Peptide therapeutics hold great promise for the treatment of cancer due to low toxicity, high specificity, and ease of synthesis and modification. However, the unfavorable pharmacokinetic parameters strictly limit their therapeutic efficacy and clinical translation. Here, we tailor-designed an amphiphilic chimeric peptide through conjugation of functional 3-diethylaminopropyl isothiocyanate (DEAP) molecules to a short antitumor peptide, C16Y. The ultimate DEAP-C16Y peptides self-assembled into spherical nanostructures at physiologic conditions, which dissociated to release individual peptide molecules in weakly acidic tumors.
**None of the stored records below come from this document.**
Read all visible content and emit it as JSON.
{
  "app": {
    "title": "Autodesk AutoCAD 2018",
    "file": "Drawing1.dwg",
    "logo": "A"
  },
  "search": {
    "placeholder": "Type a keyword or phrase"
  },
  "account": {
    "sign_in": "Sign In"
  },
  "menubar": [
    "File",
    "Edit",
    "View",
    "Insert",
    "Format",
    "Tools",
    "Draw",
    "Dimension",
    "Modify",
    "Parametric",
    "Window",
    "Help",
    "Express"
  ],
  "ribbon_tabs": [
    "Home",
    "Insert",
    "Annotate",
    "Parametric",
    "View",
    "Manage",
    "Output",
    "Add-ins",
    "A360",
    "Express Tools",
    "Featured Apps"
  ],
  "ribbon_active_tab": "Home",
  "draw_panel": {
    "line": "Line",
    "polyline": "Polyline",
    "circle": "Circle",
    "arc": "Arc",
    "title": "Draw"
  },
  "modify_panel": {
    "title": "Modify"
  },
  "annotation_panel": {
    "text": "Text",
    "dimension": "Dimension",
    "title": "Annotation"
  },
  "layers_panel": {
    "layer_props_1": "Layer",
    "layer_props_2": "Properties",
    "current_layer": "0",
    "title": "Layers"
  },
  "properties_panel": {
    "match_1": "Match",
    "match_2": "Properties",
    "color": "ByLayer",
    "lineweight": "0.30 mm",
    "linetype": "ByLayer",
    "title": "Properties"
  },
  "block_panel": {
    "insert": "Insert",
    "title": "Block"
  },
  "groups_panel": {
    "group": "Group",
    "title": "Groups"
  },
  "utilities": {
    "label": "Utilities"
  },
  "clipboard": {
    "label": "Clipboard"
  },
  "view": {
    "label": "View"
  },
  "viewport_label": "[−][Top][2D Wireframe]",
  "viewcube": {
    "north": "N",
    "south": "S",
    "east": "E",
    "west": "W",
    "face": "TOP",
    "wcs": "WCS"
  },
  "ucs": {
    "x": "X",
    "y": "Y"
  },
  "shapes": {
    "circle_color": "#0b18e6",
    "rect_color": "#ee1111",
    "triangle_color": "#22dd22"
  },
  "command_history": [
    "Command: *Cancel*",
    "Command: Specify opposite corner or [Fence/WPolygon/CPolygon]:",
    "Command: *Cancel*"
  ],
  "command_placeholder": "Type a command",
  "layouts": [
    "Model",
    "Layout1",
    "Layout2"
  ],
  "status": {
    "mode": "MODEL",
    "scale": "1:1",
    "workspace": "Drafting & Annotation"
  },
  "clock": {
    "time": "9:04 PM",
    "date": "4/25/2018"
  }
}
DEAP-C16Y peptides showed negligible cytotoxicity but impaired vascular endothelial cell migration and tubule formation by inactivation of the focal adhesion kinase and PI3K-Akt pathways, as well as tumor cell invasion by decreasing invadopodia formation. Compared with C16Y, the systemically administered DEAP-C16Y nanostructures exhibited superior stability, thereby allowing prolonged treatment interval and resulting in significant decreases in microvessel density, tumor growth, and distant metastasis formation in orthotopic mammary tumormodels. Through encapsulation of hydrophobic doxorubicin, DEAP-C16Y nanostructure served as a smart carrier to achieve targeted drug delivery and combination therapy. Our study, for the first time, demonstrates that a simple nanoformulation using a functional antitumor peptide as the building block can show innate antitumor activity and also provide a nanoplatform for combination therapy, opening a new avenue for the design of antitumor nanotherapeutics.
ASJC Scopus subject areas
- Cancer Research